Ah, summer. Long, sunny days of freedom, away from studying, away from stress, away from the burden of responsibility.
Sounds perfect, doesn’t it? It might seem that way right now, but what if we told you there’s a way you can get your foot in the door of the next step, without
giving up too many picnics in the park?
“What’s the solution?” you eagerly ask.
Why, a summer internship, of course! Experience the world of work, learn new skills, get your foot in the door and make connections, all without the pressure of a long-te
rm commitment – unless you want that.
Then go back to school or uni with a clearer understanding of the property sector and what the various areas do. Winning.
In this blog post, we’ll outline what a summer internship is, what the benefits are, and how you go about getting one for next year (as most applications have already closed for this summer).
Funnily enough, it’s an internship that takes place during the summer holidays. And an internship itself is just a posh word for a longer work experience placement like the one you might have done at school – but this time it’s organised by the business rather than by the student. You just have to apply.
In the past, unpaid summer internships were the norm, but, nowadays, a lot of organisations pay you something for your time. For example, Savills’ summer internship is paid; aimed at university students in the year before they graduate, it’s called their ‘Summer Scheme’. By the way, they don’t just have undergraduate summer internships: they have a range of different placements, including an autumn one for students who’ve just finished their A Levels – that one’s called their Apprentice Insight Programme.
There can often be job opportunities at the end of one, but even if not, a summer internship is a fantastic way of getting a feel for the industry you’re interested in. It means that you can work out whether the career you thought you wanted to go into is up your street, or whether you need to have a rethink. Sort of like a ‘try before you buy’ type vibe.
And don’t forget, money and employment aren’t the only reward in life. Gaining new skills, meeting new people and becoming more independent (but with the safety net of it only being a certain number of weeks) also are great benefits of a summer internship.
First off – and we’re biased here, but – take a look at the Property Needs You website and socials.
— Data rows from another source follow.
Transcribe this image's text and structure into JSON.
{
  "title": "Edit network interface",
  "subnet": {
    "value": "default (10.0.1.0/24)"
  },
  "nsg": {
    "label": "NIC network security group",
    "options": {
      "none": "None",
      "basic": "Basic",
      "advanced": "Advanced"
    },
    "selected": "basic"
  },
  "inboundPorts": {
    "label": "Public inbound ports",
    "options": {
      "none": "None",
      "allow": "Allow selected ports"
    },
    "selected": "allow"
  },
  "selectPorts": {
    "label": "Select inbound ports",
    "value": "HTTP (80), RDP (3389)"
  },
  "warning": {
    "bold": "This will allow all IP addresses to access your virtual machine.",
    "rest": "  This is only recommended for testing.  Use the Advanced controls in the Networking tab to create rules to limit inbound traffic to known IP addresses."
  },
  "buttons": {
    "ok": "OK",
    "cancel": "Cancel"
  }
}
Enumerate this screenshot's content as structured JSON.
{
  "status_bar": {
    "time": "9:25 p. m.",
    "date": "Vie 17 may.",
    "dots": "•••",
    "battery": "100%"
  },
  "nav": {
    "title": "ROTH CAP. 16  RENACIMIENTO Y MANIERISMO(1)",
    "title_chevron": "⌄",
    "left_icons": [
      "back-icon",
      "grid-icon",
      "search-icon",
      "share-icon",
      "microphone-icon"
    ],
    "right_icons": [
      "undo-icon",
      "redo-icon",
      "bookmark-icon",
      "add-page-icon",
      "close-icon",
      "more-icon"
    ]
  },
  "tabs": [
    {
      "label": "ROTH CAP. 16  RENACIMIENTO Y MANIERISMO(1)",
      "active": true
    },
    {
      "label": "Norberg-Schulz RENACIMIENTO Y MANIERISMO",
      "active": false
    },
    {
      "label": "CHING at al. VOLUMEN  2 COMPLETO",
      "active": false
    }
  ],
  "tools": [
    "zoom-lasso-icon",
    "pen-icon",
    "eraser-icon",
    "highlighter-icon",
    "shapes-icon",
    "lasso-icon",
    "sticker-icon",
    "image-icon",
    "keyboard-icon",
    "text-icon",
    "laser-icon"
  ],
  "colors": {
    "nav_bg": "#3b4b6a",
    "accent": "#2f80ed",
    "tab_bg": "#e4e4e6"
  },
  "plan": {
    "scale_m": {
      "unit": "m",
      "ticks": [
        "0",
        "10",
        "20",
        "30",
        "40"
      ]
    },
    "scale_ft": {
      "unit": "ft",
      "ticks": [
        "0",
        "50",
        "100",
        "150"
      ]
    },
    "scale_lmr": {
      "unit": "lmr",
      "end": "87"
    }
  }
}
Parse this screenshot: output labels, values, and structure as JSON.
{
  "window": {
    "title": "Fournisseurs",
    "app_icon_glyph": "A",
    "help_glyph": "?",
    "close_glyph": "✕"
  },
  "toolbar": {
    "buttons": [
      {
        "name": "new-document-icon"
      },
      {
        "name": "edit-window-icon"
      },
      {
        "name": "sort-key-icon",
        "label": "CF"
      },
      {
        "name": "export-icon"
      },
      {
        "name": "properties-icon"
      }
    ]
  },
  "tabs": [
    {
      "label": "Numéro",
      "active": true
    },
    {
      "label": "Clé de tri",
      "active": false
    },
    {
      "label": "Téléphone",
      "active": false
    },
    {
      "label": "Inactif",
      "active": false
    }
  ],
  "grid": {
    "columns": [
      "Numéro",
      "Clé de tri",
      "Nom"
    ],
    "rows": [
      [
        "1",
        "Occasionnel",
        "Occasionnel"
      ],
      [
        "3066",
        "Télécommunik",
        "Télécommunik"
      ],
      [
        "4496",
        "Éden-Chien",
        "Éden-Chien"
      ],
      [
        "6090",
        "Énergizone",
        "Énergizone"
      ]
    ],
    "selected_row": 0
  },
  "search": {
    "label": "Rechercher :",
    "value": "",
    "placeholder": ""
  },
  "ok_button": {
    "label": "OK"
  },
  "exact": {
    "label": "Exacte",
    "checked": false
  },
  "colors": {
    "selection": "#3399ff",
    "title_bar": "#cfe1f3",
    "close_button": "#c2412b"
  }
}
We have a load of information on different job profiles and even a handy career quiz to help you figure out what route you fancy. From there, you’ll have a better idea on what summer internships might be right for you.
There are a lot of different options out there. For example, a Knight Frank summer internship is currently either a 4 week commitment or they have a 12 week work placement.
The first is based in London with either the commercial or residential side. The second is your choice of over 30 locations across the country, working with either Residential Sales or Lettings.
Both of these open for application around February and close around March, so whilst this year isn’t available anymore, you’ll know for 2024. Get the date in your diary now!
Or take a look at Carter Jonas’ ‘Early Careers’ page; there you’ll find a range of varied placements, for different stages of your life. They also have a ‘Choose your path’ resource on there to help you consider the route most suited to your current needs.
Most property businesses have a page where you can register for updates or alerts, so that you’ll get notified when a summer internship or work experience placement becomes available. Here’s one from Avison Young so that you can see what it looks like.
Or you can just email a business’ Early Careers team directly, like at the bottom of this page from Cushman Wakefield.
In terms of applying for a summer internship, a lot of bigger companies have a specific portal where you have to create an account and apply online. Some, like Lambert Smith Hampton, however, are currently asking for you to email them a copy of your CV with a covering letter outlining why you want to join a summer placement with them and any areas of particular interest in property.
And voilà! Your summer internship application is complete. You’re welcome.
So that’s next year sorted. But if you want to find work experience placements or a holiday job to get some experience this year, your best bet is to ring up, email, or – bit of a brave one – go into their office and ask.
Final tip of the day: it’s a good idea to have an up-to-date CV with you. If you’re not sure what to put in, there are loads of templates like this one on the good old internet, and walkthroughs like this on YouTube.